The contrarian questions whether or not Steve Downie's fantasy value declined when he was traded to Philadelphia.
(Editor's note: Column obviously written prior to Downie's concussion Saturday)
On Halloween, Steve Laidlaw broke down the Downie for Talbot trade. He contends that the player most hurt by the move is Steve Downie. Of course I disagree.
You can certainly understand his point of view. He was playing with Matt Duchene and Ryan O’Reilly. That is a nice gig if you can get it but it was not going to last because he was being showcased. This clip from TSN TH: Trading Places alludes to it.
We were unaware of it. Good GMs keep things close to their vests. We should have been able to read the signs though. Not including Downie, Colorado’s wingers were O’Reilly, Gabriel Landeskog, Alex Tanguay and PA Parenteau. Each one of them is, or in Landeskog’s case will be, making more money than Downie. Also remember that Tanguay was brought back this summer. These guys deserve to be playing on the top two lines. Downie was going to be the odd man out.
So Sakic did what any good GM should do, put an asset that he is willing to trade in a situation where his value can be accentuated without being overtly obvious. In their opinion Talbot was worth the exchange. If you look at the past trades that involved Downie, he wasn’t moved for very much and when he went to Colorado he was also on the tail end of a contract.
Turning the attention to Downie’s future with the Flyers, it does seem that he’s falling into a similar situation where there are too many wingers.
In the previous TSN video link, Darren Dregger does say that Downie is a top six player and that other GMs would have liked to have had the opportunity to acquire him, especially if the cost was Talbot.
Rick Tocchet, former coach of the Lightning, feels that Downie could do well playing on a line with Claude Giroux. A quote from CSN Philadelphia, through THN.com, “He changes the momentum, and he’s a natural right shot which would help Giroux. … Claude Giroux might start scoring goals playing with Steve Downie.”
That he did so well in Colorado this year does suggest that he can perform and produce reasonable point totals on a top unit. If he is not playing with Giroux, then he could possibly be with former teammate Lecavallier.

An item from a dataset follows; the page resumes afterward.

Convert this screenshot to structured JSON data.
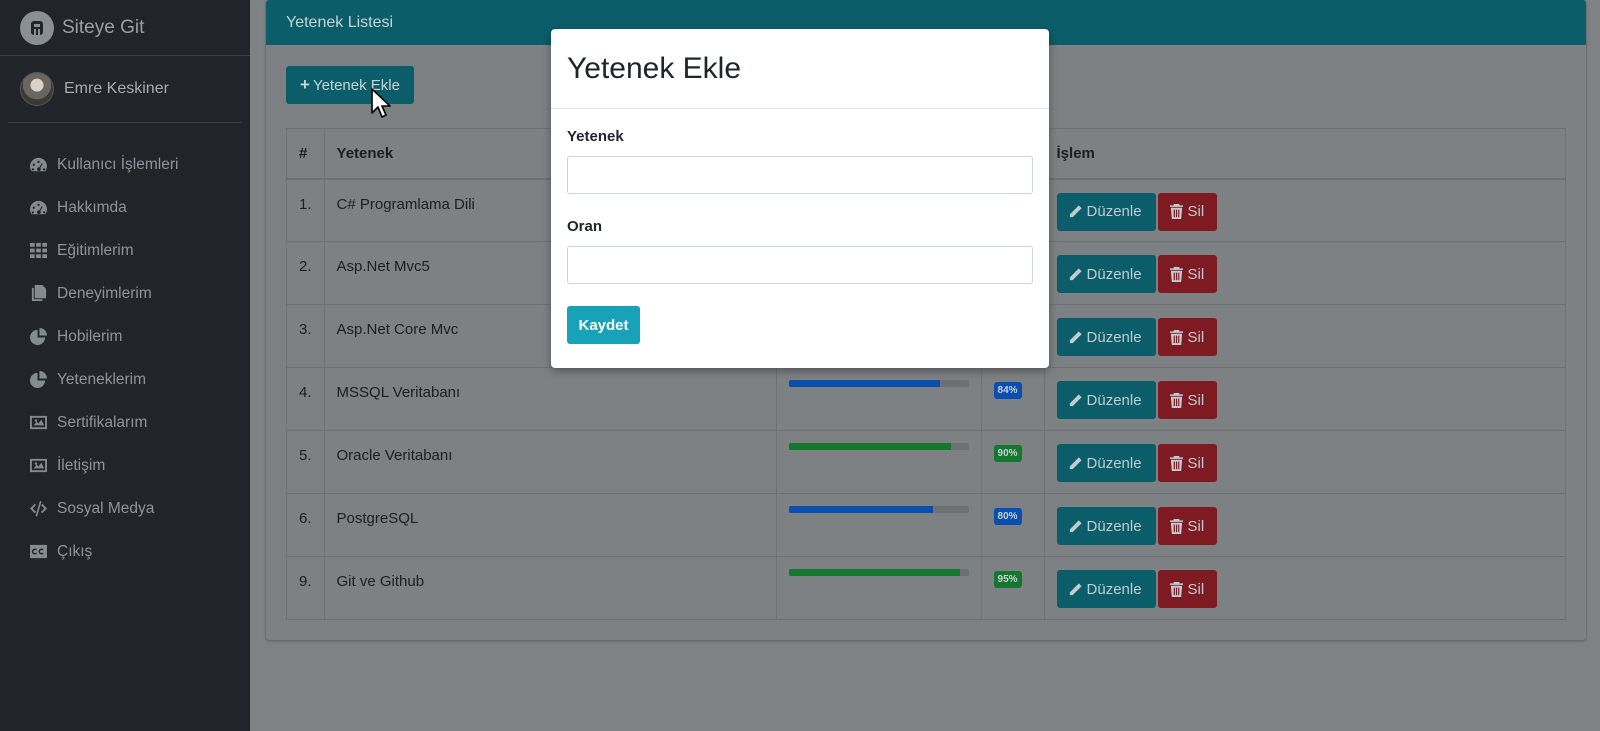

No matter who he will be playing with his primary job will be as a shift disturber and grinder. Create space and get the puck to the truly talented players.
The end result is that the Flyers did re-acquire him to make an impact and a difference. They were the team that originally drafted him so they know what type of player he is. This will not be a shock to them. Having him play on the third line is not going to make them any better.
Steve highlights that Downie’s power play time will be reduced now. I do not think that that is a major part of his game though yet he can be successful at it. His time might very well be reduced because he will be sitting in the penalty box more often as his style of play goes hand in hand with Philadelphia’s identity.
The person who I feel should be threatened a bit from this should be Hartnell. He has no points through the game on November 1st It is clear why Read or Simmonds be thought of as the ones that would be negatively impacted. They do not get paid as much as Hartnell but they are younger and are contributing with some points at the moment. A big contract with no points screams for a change, or at least some attention for what is wrong.
Both players, Hartnell and Downie, have similar strengths and flaws. Guess who I am describing with these player character descriptions provided by THN.com:
“Loves to crash and bang, and also gets under the opposition's skin regularly. Complements skilled players well. Has good offensive instincts and defensive makeup. When needed, he can be a quality finisher.”
“His kamikaze style can lead to a lot of injuries, bad penalties and the occasional suspension.”
“Some of his antics are questionable, and are at times reviewable by the league. He’s not a natural shooter. Doesn’t always drop the gloves when challenged by opponents. Can lack consistency on offense.”
“Is extremely disruptive for the opposition. Hits like a truck and displays decent hockey sense with the puck. Has two-way ability and can complement skilled forwards rather nicely.”
Hartnell’s edge is that he is doesn’t get hurt as much. Downie’s is that he is now at an age (26) where he could emerge and start to supplant Hartnell. It was around the same age that Hartnell started to get more points. Hartnell was ranging in the 30’s to 40’s and then got two seasons in the 60’s under the right circumstances.
Until I read about Downie's latest concussion issues, I felt that he would be poised for a point boost. His other strength stat categories would certainly improve. Not knowing the full extent of his injury I am flying a little blind writing this column but I will still stick with it.
I guess that puts me in the same spot as the Flyers.
Read More from The Contrarian: